As diagnoses of autism have risen, so too have autistic characters in literature. Tasha Robinson explains how an "intelligent outsider's view of humanity" has led to a growing number of autistic characters in young adult fiction.

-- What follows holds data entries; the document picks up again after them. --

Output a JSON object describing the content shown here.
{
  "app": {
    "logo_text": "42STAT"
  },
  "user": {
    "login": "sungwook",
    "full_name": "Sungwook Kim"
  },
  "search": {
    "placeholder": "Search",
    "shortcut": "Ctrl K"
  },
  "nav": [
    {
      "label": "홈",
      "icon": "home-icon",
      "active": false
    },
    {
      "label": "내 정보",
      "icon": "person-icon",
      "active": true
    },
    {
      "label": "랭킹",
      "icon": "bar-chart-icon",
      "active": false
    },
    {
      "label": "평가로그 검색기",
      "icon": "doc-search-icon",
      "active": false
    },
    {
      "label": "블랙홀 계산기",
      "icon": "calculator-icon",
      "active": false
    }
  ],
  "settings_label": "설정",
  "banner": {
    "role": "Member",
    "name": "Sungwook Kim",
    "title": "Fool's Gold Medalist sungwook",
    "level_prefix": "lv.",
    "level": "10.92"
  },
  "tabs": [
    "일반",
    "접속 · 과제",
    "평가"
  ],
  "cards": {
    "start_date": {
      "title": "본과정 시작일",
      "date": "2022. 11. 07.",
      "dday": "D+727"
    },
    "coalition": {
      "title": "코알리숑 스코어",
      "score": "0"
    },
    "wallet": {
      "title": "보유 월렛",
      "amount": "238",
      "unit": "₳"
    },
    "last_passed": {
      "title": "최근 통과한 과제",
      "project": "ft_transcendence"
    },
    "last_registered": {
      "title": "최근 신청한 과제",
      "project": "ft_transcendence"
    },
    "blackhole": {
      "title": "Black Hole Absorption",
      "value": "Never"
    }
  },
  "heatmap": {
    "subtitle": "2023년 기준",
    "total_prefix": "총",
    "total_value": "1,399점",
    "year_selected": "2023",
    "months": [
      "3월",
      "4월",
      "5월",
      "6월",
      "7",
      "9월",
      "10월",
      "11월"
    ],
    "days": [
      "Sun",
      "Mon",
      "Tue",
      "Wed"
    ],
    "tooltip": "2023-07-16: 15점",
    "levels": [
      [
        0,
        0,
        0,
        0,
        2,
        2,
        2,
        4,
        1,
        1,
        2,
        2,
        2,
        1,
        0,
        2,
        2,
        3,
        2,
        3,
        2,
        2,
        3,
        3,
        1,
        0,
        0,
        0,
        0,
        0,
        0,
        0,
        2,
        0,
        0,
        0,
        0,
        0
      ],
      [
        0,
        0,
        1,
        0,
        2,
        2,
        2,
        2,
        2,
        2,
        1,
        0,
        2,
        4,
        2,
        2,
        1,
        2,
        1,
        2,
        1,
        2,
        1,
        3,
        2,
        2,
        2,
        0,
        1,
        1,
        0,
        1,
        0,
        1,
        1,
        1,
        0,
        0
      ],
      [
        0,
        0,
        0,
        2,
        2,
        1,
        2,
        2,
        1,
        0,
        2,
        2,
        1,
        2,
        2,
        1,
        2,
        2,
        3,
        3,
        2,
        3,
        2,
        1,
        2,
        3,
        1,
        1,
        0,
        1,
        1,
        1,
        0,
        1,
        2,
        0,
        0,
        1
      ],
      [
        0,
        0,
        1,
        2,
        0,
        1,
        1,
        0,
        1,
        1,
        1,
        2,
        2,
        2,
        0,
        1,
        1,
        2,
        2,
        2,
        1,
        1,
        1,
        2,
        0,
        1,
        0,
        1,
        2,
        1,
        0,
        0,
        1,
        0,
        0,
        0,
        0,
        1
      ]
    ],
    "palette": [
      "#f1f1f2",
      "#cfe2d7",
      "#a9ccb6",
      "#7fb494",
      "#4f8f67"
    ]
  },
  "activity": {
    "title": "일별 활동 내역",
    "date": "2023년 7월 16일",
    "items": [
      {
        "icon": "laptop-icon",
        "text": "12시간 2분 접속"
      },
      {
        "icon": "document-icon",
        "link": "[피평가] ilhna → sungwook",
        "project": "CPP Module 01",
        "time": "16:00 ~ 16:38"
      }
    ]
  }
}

Since Mark Haddon's The Curious Incident of the Dog in the Night-Time became a worldwide best-seller in 2003, there has been a rising wave of novels like Colin Fischer, written from autistic characters' perspectives or closely focused on their worldviews. Some of the boom can be attributed to increasing public curiosity about autism: As autism diagnoses have risen, more funding and research have been devoted to its causes, and public awareness of autism-spectrum conditions like Asperger's syndrome has increased dramatically. The mysteries behind autism make it an evocative topic — and ambiguity leaves room for writers to romanticize, theorize or appropriate at will.